(Saved data entries)
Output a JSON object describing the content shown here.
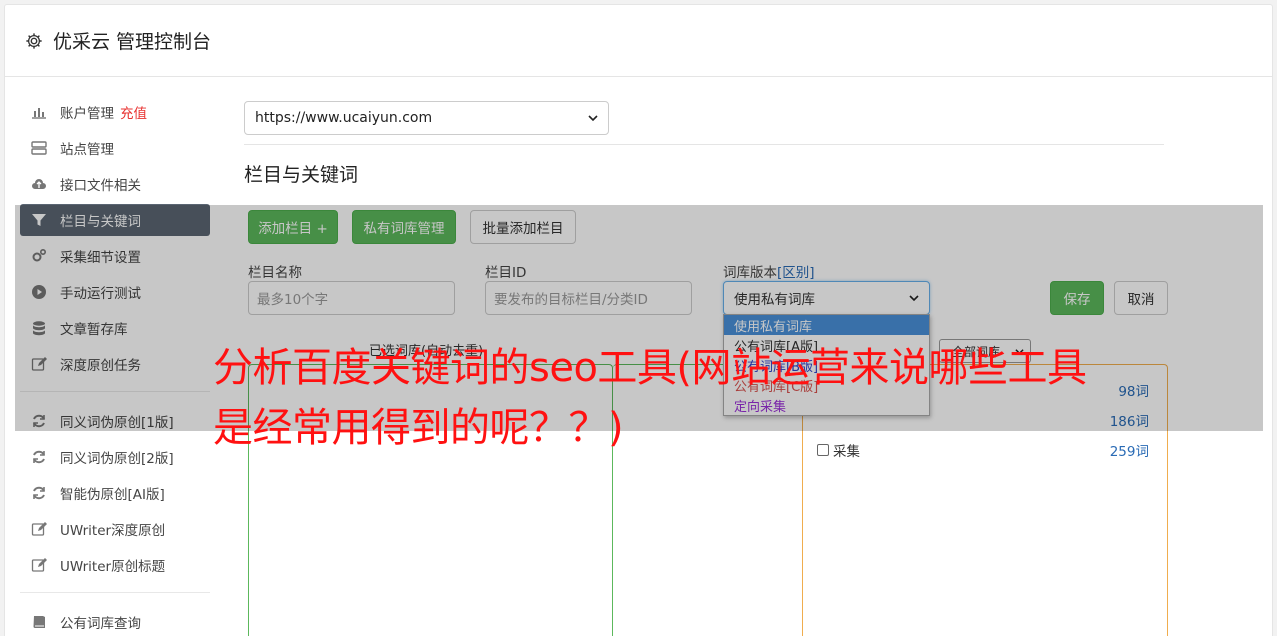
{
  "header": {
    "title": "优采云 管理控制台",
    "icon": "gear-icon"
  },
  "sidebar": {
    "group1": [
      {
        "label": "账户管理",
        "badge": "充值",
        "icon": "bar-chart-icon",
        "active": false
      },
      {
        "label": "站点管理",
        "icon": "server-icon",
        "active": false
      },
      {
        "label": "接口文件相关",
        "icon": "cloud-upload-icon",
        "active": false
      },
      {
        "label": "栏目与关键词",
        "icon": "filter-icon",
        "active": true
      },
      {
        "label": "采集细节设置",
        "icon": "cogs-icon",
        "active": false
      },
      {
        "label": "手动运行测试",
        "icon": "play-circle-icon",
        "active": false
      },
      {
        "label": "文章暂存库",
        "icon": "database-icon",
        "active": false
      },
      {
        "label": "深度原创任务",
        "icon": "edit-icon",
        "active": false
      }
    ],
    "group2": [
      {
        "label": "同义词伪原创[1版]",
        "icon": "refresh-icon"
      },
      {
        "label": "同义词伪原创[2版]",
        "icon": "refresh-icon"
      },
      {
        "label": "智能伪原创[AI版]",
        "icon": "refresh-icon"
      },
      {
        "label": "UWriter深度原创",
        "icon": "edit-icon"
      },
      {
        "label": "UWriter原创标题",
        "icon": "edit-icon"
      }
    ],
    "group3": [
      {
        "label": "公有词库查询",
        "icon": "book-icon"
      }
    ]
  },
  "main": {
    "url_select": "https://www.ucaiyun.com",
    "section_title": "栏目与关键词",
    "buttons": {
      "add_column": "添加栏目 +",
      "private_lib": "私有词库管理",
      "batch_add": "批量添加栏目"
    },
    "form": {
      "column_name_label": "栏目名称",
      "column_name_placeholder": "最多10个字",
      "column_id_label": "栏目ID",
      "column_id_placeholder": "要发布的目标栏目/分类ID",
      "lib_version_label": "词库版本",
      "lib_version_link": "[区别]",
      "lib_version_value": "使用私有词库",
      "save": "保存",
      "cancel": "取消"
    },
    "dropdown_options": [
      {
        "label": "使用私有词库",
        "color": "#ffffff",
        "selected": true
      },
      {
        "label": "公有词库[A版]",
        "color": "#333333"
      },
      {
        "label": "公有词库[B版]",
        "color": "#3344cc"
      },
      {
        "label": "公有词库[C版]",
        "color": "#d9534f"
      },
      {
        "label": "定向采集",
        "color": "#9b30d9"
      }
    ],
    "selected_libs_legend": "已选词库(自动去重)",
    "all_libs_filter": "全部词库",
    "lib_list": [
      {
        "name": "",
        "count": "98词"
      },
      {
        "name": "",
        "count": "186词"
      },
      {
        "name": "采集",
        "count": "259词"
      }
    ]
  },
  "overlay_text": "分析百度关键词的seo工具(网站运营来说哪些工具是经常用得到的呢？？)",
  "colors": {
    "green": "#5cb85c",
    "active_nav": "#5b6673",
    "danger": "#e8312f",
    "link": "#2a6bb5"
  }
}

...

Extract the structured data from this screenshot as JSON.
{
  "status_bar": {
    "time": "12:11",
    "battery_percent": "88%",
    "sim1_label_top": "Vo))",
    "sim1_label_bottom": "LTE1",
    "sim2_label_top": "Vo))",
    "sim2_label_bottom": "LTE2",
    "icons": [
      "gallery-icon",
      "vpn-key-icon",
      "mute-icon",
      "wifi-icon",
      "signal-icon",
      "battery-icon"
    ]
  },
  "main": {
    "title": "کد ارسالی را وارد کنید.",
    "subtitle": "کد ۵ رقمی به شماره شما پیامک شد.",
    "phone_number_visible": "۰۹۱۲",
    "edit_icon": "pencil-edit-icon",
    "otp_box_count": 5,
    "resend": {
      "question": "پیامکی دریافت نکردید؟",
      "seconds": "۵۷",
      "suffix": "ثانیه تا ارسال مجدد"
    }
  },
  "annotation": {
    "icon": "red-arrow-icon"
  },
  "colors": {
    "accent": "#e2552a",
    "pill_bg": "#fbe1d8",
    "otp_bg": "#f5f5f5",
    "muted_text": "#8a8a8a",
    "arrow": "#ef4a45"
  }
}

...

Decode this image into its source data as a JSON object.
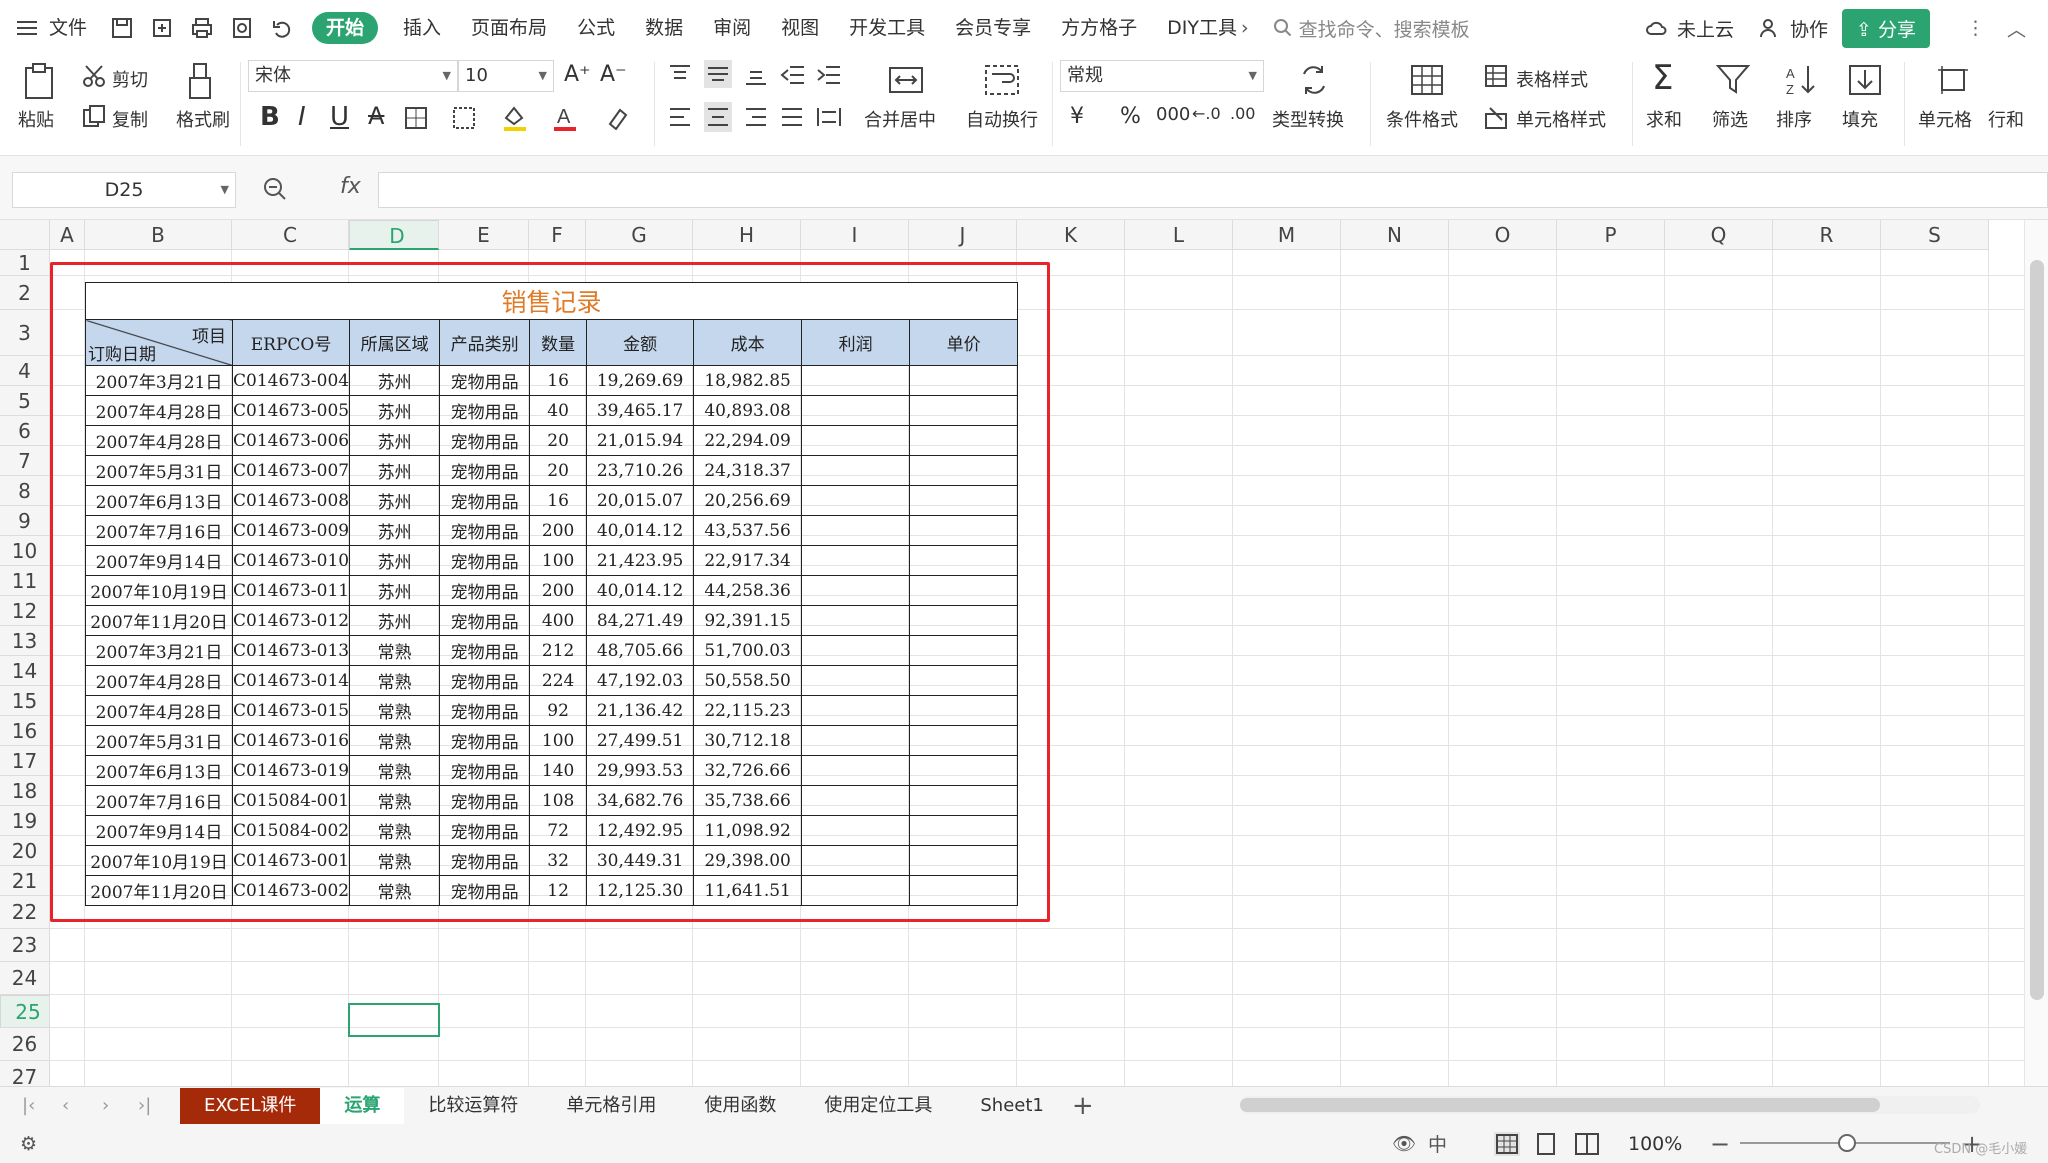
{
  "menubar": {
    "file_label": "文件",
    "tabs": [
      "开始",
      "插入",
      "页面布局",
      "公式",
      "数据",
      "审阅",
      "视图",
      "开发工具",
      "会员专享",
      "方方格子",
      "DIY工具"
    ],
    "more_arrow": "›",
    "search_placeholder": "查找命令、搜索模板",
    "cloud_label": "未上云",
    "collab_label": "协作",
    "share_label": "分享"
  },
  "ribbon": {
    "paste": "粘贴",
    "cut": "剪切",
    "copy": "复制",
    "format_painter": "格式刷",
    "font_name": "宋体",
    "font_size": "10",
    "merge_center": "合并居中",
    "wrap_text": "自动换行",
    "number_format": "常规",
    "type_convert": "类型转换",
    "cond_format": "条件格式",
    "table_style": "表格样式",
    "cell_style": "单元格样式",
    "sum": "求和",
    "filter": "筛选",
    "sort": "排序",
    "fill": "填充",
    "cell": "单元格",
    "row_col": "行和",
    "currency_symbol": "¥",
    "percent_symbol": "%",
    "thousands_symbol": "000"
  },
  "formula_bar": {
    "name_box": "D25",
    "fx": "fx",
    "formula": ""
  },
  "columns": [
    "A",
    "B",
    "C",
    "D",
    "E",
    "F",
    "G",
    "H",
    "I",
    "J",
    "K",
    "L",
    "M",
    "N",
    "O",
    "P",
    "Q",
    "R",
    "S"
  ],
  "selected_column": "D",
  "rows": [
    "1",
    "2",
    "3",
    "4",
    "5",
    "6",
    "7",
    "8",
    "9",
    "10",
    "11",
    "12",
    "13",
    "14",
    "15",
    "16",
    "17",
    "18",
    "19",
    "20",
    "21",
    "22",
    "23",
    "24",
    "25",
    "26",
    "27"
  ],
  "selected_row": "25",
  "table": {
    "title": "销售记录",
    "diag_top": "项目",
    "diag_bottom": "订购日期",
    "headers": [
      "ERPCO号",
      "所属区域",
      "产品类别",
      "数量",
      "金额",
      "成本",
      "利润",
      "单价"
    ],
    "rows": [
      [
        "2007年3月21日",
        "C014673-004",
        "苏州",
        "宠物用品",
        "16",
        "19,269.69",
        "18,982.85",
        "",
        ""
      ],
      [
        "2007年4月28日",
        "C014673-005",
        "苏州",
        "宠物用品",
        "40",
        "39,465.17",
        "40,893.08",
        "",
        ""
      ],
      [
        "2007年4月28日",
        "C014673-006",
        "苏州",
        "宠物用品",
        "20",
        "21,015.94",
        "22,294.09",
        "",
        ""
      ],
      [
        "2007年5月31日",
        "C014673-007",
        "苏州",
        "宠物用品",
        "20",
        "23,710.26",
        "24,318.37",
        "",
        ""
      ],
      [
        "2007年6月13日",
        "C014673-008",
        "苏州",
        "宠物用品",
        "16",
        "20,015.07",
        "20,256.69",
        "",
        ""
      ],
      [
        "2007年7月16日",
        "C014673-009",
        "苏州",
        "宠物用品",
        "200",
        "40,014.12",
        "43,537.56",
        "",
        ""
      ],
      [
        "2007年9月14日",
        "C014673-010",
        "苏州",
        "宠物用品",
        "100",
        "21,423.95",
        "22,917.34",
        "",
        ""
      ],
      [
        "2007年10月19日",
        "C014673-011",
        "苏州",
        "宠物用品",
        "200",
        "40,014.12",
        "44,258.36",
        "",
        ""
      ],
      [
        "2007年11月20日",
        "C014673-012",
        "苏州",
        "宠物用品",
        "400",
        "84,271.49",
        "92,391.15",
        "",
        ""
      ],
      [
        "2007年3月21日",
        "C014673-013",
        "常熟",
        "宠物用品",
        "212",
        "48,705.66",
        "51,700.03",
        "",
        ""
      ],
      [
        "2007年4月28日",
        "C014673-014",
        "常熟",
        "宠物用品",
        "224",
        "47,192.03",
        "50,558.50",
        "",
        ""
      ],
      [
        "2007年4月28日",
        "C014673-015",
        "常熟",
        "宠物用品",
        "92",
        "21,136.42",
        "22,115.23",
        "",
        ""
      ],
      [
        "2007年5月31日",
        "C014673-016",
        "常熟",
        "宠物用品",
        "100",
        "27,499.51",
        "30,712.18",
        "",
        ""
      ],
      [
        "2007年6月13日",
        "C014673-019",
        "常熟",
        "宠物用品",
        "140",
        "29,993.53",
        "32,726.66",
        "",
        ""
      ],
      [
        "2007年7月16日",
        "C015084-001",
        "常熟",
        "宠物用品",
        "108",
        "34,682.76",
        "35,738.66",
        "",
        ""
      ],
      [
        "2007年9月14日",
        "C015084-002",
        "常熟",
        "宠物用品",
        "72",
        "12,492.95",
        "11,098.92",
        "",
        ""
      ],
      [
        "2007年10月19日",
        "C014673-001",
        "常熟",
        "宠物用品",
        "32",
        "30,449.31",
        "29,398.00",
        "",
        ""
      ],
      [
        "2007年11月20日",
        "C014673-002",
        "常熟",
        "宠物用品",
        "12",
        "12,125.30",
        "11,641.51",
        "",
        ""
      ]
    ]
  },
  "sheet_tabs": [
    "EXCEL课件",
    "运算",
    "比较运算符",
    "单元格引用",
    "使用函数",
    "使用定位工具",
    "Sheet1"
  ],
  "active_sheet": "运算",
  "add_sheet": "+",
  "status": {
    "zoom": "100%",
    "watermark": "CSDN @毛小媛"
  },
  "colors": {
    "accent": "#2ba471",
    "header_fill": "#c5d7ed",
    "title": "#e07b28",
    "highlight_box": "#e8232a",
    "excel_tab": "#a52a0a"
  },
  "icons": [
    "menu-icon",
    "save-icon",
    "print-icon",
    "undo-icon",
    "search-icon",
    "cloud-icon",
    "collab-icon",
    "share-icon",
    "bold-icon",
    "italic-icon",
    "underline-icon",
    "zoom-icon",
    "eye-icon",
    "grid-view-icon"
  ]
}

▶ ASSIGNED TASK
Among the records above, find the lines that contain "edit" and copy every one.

▶ RESPONSE AREA
        "icon": "edit-icon",
        "icon": "edit-icon"
        "icon": "edit-icon"
    "edit_icon": "pencil-edit-icon",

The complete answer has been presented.